Work through the entries below and show every line in which "this" is found.

▶ _Records shown_:

▬▬▬

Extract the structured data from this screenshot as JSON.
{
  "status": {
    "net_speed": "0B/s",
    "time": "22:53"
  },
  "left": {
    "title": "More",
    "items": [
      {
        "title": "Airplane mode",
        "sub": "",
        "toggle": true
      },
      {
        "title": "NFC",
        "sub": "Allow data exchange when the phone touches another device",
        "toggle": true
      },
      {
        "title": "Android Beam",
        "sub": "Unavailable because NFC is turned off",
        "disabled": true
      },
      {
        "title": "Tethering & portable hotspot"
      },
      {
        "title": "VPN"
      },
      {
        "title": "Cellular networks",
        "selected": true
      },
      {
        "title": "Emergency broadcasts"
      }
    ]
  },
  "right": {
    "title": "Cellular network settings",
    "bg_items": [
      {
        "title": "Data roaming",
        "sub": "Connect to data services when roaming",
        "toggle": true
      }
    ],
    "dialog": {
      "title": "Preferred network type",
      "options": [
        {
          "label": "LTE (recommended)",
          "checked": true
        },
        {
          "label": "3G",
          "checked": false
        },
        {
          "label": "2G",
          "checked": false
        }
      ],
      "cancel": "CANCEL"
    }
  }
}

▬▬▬

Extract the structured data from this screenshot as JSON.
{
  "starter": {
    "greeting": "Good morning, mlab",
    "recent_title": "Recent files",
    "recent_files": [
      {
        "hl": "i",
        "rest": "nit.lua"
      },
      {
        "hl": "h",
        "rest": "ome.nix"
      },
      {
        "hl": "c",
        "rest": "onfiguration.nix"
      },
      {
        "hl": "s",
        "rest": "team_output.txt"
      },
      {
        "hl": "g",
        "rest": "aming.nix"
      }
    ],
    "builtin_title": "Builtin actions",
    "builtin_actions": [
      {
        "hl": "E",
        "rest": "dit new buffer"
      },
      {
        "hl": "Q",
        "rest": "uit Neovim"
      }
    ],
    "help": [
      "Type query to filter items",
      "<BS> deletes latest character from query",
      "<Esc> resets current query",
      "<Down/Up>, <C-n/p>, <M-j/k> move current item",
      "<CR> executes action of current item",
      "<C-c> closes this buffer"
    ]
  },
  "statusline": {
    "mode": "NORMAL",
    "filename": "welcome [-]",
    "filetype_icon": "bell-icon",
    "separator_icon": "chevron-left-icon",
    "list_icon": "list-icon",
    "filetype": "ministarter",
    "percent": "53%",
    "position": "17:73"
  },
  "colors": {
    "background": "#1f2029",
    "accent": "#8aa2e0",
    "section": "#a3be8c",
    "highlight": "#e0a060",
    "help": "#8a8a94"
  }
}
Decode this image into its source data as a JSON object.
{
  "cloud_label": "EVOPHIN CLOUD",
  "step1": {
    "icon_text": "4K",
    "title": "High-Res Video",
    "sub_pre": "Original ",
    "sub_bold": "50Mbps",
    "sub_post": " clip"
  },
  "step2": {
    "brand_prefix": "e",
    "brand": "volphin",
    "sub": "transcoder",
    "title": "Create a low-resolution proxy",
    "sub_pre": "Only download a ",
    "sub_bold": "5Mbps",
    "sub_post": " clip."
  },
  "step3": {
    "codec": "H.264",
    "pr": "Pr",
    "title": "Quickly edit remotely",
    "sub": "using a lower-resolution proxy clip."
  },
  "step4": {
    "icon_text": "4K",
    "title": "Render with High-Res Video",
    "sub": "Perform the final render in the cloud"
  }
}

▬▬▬

▶ _Task response_:
Extract the structured data from this screenshot as JSON.
Extract the structured data from this screenshot as JSON.
      "<C-c> closes this buffer"
Decode this image into its source data as a JSON object.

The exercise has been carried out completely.